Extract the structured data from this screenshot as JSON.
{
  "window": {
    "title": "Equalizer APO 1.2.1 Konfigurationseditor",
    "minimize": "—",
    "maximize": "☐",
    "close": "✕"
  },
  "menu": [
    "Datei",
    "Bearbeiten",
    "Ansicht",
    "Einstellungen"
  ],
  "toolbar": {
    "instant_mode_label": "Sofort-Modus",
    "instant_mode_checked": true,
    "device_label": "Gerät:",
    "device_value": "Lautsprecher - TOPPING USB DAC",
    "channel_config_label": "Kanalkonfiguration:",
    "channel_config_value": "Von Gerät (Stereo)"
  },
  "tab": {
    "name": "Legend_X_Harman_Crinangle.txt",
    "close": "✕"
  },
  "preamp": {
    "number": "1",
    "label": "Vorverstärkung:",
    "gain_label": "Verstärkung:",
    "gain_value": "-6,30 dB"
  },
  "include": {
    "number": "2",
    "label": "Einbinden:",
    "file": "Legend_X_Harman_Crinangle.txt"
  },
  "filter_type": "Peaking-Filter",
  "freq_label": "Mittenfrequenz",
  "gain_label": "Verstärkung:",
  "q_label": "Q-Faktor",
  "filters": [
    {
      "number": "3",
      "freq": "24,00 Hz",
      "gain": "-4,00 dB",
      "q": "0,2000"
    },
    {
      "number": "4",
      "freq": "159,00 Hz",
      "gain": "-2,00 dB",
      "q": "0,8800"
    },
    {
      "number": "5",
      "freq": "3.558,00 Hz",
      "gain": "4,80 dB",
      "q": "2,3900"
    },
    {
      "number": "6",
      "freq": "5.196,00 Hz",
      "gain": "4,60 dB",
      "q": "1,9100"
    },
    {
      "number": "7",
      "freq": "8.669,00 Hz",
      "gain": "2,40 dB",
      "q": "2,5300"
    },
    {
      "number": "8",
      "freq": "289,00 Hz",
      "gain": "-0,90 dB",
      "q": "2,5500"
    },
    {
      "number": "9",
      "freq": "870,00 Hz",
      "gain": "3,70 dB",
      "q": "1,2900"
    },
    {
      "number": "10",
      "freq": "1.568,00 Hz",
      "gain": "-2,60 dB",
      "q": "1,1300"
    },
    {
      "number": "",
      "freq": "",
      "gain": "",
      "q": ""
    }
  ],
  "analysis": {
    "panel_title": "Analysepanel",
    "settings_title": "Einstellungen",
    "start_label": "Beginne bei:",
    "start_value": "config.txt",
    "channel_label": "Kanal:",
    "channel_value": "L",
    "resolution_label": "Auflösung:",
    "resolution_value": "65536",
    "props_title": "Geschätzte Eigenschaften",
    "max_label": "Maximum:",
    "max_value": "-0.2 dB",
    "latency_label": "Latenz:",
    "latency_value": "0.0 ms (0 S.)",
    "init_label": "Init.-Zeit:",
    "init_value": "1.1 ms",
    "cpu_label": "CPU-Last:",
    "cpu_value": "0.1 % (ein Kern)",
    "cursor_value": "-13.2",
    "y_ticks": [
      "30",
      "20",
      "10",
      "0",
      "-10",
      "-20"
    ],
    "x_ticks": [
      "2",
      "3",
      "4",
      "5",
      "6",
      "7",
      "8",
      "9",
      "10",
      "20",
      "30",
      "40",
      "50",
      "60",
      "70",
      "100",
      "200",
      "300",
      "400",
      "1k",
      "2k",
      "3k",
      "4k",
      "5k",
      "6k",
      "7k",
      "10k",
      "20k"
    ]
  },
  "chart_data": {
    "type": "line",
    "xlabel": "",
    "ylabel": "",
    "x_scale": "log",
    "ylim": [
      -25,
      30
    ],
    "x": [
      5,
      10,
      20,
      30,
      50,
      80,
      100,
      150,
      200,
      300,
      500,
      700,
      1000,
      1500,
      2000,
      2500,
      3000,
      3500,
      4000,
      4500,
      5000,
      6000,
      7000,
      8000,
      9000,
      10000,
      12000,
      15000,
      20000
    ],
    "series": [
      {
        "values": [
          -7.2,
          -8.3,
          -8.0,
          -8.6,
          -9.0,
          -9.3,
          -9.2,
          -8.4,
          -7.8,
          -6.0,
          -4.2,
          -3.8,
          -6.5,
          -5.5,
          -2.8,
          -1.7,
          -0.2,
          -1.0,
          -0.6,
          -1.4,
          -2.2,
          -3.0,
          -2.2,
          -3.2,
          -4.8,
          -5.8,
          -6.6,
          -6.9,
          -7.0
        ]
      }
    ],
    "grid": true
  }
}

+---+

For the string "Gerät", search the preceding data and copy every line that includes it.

    "device_label": "Gerät:",
    "channel_config_value": "Von Gerät (Stereo)"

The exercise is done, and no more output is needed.